• Hire or promote qualified people who are not family members, but who fit in with your company and family culture.
• If a role must be filled by a currently underqualified family member, pursue professional development and training options. The investment is well worth it in the long run!
- Carry out annual performance reviews for all employees at all levels, family and non-family, in an unbiased and constructive way. The 360-degree feedback model is a great way to do this. Allowing open and ongoing feedback helps to hold everyone accountable and also helps to avoid the dangers of nepotism, whether real or perceived.
- Prepare yourself and foster an environment that allows for change. Know that future generations are going to want to improve upon what you’ve built and keep up with modern technology and industry trends, and as they should; innovation and continuous improvement are critical to long term success.

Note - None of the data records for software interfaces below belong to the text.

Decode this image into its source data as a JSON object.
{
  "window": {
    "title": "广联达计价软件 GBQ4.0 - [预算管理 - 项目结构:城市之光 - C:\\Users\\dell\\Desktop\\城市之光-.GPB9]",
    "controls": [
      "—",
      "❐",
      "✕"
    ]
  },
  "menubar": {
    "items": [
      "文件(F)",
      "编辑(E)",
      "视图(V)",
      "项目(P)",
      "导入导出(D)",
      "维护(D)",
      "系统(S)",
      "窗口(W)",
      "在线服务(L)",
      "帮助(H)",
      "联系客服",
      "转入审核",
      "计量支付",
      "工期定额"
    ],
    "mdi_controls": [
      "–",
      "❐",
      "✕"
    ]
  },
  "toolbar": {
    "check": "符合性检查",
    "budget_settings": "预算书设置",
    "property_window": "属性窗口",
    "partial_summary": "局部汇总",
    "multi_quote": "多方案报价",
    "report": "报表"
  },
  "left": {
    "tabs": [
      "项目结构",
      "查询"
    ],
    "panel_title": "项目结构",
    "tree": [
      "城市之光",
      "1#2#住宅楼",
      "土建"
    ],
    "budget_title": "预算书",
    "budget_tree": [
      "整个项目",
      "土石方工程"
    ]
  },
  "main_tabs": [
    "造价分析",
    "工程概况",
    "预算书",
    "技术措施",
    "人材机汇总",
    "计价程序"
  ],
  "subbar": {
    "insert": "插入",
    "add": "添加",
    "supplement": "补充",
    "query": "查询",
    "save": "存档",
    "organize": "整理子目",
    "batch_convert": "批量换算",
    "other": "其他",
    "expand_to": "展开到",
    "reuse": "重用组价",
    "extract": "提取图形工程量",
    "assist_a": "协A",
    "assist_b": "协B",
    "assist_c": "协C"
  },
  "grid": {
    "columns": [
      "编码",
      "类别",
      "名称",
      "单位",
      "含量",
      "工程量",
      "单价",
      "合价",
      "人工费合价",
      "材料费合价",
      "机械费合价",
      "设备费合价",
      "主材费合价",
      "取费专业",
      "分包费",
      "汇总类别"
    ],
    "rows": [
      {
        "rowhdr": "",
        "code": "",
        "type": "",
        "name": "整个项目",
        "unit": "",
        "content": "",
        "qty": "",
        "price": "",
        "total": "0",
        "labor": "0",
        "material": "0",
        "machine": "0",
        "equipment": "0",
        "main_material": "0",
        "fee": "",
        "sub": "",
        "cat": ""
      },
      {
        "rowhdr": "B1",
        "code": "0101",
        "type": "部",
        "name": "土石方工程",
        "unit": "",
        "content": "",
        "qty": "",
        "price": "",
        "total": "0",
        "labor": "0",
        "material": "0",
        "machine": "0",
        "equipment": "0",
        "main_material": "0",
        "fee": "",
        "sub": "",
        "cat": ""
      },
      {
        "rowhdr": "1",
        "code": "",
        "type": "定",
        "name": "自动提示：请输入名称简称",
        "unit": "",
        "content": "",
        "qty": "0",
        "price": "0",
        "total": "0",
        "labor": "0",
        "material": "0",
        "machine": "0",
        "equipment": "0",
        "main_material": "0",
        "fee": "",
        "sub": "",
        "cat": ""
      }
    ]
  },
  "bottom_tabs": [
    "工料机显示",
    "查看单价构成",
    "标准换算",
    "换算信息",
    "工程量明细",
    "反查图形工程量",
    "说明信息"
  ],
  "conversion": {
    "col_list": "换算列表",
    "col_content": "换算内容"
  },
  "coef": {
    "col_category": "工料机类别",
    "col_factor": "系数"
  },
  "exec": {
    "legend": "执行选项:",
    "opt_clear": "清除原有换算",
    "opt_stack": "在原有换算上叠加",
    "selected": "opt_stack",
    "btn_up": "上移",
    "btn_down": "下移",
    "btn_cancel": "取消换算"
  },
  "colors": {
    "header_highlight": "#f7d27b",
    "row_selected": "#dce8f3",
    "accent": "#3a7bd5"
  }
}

- Plan for succession, and do it early. The best way to navigate the challenges of succession planning is to be proactive. Many successful founding business owners hold out hope for their children to show an interest in the family business—or fail to address misaligned expectations, without a backup plan—until they’re near retirement. At that point, it’s often too late to find and prepare the right successor. There are resources in Alberta available to help (no matter how near or far you are from retiring), including the Alberta Business Family Institute (ABFI) at the University of Alberta School of Business, and consultants who specialize in planning for succession.
Alberta is home to many great family business success stories, and they make invaluable contributions to our communities and our economy. Here’s to the long-term success of the family businesses that we are proud to work with and support!